Haug, 33, is one of five people on Kansas University’s flower crew, which plants 10,000 tulip bulbs and 5,500 annuals on campus every year. Those recognizable flowers that blanket campus aren’t the team’s only responsibility, though. The crew keeps Jayhawk Boulevard free of trash, removes snow during the winter and generally keeps the campus’ main street looking nice.
Haug joined the flower crew eight years ago, when Facilities Operations put together a separate team for flowers.
“Before that, they had just any crew do it,” he said. “Things weren’t turning out right.”
Now the crew plants all the flowers, and each member specializes.

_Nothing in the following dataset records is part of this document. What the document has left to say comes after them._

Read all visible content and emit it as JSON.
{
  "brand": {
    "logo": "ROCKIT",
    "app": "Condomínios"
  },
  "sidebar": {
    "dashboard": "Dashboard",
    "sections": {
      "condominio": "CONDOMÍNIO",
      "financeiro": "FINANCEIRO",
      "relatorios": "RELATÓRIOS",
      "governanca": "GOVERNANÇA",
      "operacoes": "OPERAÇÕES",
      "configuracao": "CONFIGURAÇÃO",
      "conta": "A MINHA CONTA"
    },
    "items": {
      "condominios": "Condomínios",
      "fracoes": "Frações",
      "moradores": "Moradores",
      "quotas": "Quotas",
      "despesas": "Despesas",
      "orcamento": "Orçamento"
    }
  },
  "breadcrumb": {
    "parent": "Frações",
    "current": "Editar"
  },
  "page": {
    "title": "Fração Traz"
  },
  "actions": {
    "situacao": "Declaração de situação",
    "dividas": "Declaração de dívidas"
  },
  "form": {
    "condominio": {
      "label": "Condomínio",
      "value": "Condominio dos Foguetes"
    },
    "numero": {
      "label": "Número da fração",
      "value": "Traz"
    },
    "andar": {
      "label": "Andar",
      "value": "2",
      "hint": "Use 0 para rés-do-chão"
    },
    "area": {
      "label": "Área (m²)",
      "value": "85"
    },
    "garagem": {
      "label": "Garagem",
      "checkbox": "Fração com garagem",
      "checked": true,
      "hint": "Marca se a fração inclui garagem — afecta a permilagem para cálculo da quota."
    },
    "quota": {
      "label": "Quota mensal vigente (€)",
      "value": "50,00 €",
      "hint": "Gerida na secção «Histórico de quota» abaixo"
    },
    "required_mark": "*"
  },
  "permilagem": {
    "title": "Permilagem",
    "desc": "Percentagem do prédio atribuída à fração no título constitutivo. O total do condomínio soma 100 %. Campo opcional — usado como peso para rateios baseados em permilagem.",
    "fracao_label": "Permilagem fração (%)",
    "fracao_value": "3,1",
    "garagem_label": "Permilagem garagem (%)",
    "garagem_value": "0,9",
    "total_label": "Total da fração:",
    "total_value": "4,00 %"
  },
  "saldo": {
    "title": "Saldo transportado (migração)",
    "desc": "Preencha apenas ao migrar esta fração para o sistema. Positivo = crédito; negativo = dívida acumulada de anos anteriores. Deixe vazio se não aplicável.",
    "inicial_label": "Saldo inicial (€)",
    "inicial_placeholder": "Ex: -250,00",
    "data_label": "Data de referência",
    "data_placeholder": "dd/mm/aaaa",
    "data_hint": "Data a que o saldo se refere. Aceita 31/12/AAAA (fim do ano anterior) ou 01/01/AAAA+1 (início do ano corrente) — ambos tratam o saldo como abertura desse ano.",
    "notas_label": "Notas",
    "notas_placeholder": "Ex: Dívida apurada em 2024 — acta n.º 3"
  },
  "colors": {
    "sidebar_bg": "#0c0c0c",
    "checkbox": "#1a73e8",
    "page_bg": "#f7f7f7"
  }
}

Haug is the one who strings out lines and spray paints the lines so all the tulips will be planted in a straight row.
He says it’s important to make the beds look as beautiful as they do. And they plant for a week straight.
The crew plants the 12 to 15 tulip beds in October and hopes for them to bloom around Easter.
Mike Lang, campus landscape manager, said the formal areas around campus get a lot of the focus from the flower crew, such as in front of Strong and Smith halls, the Chi Omega fountain and the chancellor’s residence.
“It puts on quite a display each spring,” he said. “It really brightens campus up.”
Haug said every bed on campus was different, and crew members had preferences to what they liked to plant. The flowers impress parents when they come to visit campus.
“We’re one of the luckiest crews, because we hear more compliments than complaints,” Haug said.
When the tulips die, the crew replaces them with a new bed of annuals, Lang said.
What’s the boring part of the job?
“We’re constantly pulling weeds, so it does get old quick,” Haug said.
When Haug goes home at night, he has a garden to tend to there as well. He grows flowers as well as vegetables.
He loves what he does.
“It’s different every day,” he said. “It’s unlike an office job.”
When Haug isn’t planting flowers on the job, he’s often fertilizing the beds, which happens once or twice per week. The crew also removes snow, especially the sand that is put on the roads, and clears Jayhawk Boulevard of trash every morning soon after starting work at 6:30 a.m.
Lang said the crew is also responsible for catching any animals that might meander onto campus, including squirrels, bats, skunks, foxes, opossums and raccoons.
But Haug’s No. 1 love is the flowers, and how they positively reflect on KU.
“Very few universities do it up like we do,” he said.